SUPPLIED INFORMATION.

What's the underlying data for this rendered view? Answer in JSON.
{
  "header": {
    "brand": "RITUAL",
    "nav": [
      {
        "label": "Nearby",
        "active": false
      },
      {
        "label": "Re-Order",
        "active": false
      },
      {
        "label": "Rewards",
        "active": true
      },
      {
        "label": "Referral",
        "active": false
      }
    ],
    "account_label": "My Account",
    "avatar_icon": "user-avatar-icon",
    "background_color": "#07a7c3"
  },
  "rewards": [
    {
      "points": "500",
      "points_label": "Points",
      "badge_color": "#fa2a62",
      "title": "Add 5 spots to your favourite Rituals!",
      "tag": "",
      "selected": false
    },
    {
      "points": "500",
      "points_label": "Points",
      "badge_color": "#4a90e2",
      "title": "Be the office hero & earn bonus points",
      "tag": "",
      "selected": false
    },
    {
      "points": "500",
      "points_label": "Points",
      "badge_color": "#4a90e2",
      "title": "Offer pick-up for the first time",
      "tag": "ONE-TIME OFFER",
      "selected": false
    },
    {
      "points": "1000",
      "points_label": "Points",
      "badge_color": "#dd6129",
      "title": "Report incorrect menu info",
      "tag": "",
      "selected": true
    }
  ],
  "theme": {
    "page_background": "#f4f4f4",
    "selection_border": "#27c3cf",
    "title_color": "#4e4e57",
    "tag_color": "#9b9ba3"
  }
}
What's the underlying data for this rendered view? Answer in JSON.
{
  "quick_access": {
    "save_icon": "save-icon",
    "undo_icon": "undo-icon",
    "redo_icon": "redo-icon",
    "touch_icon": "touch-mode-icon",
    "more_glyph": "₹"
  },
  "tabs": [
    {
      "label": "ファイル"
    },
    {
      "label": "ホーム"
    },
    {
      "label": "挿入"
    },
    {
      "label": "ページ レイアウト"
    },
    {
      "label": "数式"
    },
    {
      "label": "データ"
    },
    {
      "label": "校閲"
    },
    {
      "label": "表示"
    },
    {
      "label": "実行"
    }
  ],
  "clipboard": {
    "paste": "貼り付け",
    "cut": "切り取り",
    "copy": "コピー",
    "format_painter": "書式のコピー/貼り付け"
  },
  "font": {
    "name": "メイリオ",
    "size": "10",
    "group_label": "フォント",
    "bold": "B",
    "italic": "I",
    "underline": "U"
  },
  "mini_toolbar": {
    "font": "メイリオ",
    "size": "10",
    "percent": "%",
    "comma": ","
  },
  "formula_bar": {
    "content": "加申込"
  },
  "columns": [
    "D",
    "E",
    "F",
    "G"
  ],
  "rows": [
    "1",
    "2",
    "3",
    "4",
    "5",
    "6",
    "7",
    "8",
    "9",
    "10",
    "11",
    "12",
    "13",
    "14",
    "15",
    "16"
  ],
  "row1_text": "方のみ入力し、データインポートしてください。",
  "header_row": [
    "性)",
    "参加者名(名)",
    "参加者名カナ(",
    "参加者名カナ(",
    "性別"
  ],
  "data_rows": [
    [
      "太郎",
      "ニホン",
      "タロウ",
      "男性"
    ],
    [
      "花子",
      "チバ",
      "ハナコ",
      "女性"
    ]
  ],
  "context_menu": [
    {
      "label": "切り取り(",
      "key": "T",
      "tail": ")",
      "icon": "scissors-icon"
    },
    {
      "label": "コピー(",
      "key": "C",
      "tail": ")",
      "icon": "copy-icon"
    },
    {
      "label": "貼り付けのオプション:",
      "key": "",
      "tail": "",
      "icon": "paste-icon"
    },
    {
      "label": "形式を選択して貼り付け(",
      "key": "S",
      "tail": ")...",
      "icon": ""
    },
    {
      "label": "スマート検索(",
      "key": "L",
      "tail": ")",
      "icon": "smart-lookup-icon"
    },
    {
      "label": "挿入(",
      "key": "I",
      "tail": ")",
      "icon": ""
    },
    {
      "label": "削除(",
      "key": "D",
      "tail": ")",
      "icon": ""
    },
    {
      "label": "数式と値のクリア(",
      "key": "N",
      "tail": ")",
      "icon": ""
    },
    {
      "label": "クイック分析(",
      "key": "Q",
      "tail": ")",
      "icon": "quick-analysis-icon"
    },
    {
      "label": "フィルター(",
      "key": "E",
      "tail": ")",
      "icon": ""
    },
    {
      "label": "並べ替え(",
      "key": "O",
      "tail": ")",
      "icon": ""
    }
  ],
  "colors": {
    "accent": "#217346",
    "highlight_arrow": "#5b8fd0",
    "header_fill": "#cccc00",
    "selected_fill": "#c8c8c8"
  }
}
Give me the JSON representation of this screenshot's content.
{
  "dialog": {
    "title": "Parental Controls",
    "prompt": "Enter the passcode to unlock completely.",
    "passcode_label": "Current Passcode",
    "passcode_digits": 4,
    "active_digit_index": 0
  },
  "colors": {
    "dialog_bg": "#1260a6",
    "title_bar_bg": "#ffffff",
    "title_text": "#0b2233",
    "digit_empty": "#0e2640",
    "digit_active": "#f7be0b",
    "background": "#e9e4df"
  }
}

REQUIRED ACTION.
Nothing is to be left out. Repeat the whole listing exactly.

RESULT FOR THIS EXERCISE.
What's the underlying data for this rendered view? Answer in JSON.
{
  "header": {
    "brand": "RITUAL",
    "nav": [
      {
        "label": "Nearby",
        "active": false
      },
      {
        "label": "Re-Order",
        "active": false
      },
      {
        "label": "Rewards",
        "active": true
      },
      {
        "label": "Referral",
        "active": false
      }
    ],
    "account_label": "My Account",
    "avatar_icon": "user-avatar-icon",
    "background_color": "#07a7c3"
  },
  "rewards": [
    {
      "points": "500",
      "points_label": "Points",
      "badge_color": "#fa2a62",
      "title": "Add 5 spots to your favourite Rituals!",
      "tag": "",
      "selected": false
    },
    {
      "points": "500",
      "points_label": "Points",
      "badge_color": "#4a90e2",
      "title": "Be the office hero & earn bonus points",
      "tag": "",
      "selected": false
    },
    {
      "points": "500",
      "points_label": "Points",
      "badge_color": "#4a90e2",
      "title": "Offer pick-up for the first time",
      "tag": "ONE-TIME OFFER",
      "selected": false
    },
    {
      "points": "1000",
      "points_label": "Points",
      "badge_color": "#dd6129",
      "title": "Report incorrect menu info",
      "tag": "",
      "selected": true
    }
  ],
  "theme": {
    "page_background": "#f4f4f4",
    "selection_border": "#27c3cf",
    "title_color": "#4e4e57",
    "tag_color": "#9b9ba3"
  }
}
What's the underlying data for this rendered view? Answer in JSON.
{
  "quick_access": {
    "save_icon": "save-icon",
    "undo_icon": "undo-icon",
    "redo_icon": "redo-icon",
    "touch_icon": "touch-mode-icon",
    "more_glyph": "₹"
  },
  "tabs": [
    {
      "label": "ファイル"
    },
    {
      "label": "ホーム"
    },
    {
      "label": "挿入"
    },
    {
      "label": "ページ レイアウト"
    },
    {
      "label": "数式"
    },
    {
      "label": "データ"
    },
    {
      "label": "校閲"
    },
    {
      "label": "表示"
    },
    {
      "label": "実行"
    }
  ],
  "clipboard": {
    "paste": "貼り付け",
    "cut": "切り取り",
    "copy": "コピー",
    "format_painter": "書式のコピー/貼り付け"
  },
  "font": {
    "name": "メイリオ",
    "size": "10",
    "group_label": "フォント",
    "bold": "B",
    "italic": "I",
    "underline": "U"
  },
  "mini_toolbar": {
    "font": "メイリオ",
    "size": "10",
    "percent": "%",
    "comma": ","
  },
  "formula_bar": {
    "content": "加申込"
  },
  "columns": [
    "D",
    "E",
    "F",
    "G"
  ],
  "rows": [
    "1",
    "2",
    "3",
    "4",
    "5",
    "6",
    "7",
    "8",
    "9",
    "10",
    "11",
    "12",
    "13",
    "14",
    "15",
    "16"
  ],
  "row1_text": "方のみ入力し、データインポートしてください。",
  "header_row": [
    "性)",
    "参加者名(名)",
    "参加者名カナ(",
    "参加者名カナ(",
    "性別"
  ],
  "data_rows": [
    [
      "太郎",
      "ニホン",
      "タロウ",
      "男性"
    ],
    [
      "花子",
      "チバ",
      "ハナコ",
      "女性"
    ]
  ],
  "context_menu": [
    {
      "label": "切り取り(",
      "key": "T",
      "tail": ")",
      "icon": "scissors-icon"
    },
    {
      "label": "コピー(",
      "key": "C",
      "tail": ")",
      "icon": "copy-icon"
    },
    {
      "label": "貼り付けのオプション:",
      "key": "",
      "tail": "",
      "icon": "paste-icon"
    },
    {
      "label": "形式を選択して貼り付け(",
      "key": "S",
      "tail": ")...",
      "icon": ""
    },
    {
      "label": "スマート検索(",
      "key": "L",
      "tail": ")",
      "icon": "smart-lookup-icon"
    },
    {
      "label": "挿入(",
      "key": "I",
      "tail": ")",
      "icon": ""
    },
    {
      "label": "削除(",
      "key": "D",
      "tail": ")",
      "icon": ""
    },
    {
      "label": "数式と値のクリア(",
      "key": "N",
      "tail": ")",
      "icon": ""
    },
    {
      "label": "クイック分析(",
      "key": "Q",
      "tail": ")",
      "icon": "quick-analysis-icon"
    },
    {
      "label": "フィルター(",
      "key": "E",
      "tail": ")",
      "icon": ""
    },
    {
      "label": "並べ替え(",
      "key": "O",
      "tail": ")",
      "icon": ""
    }
  ],
  "colors": {
    "accent": "#217346",
    "highlight_arrow": "#5b8fd0",
    "header_fill": "#cccc00",
    "selected_fill": "#c8c8c8"
  }
}
Give me the JSON representation of this screenshot's content.
{
  "dialog": {
    "title": "Parental Controls",
    "prompt": "Enter the passcode to unlock completely.",
    "passcode_label": "Current Passcode",
    "passcode_digits": 4,
    "active_digit_index": 0
  },
  "colors": {
    "dialog_bg": "#1260a6",
    "title_bar_bg": "#ffffff",
    "title_text": "#0b2233",
    "digit_empty": "#0e2640",
    "digit_active": "#f7be0b",
    "background": "#e9e4df"
  }
}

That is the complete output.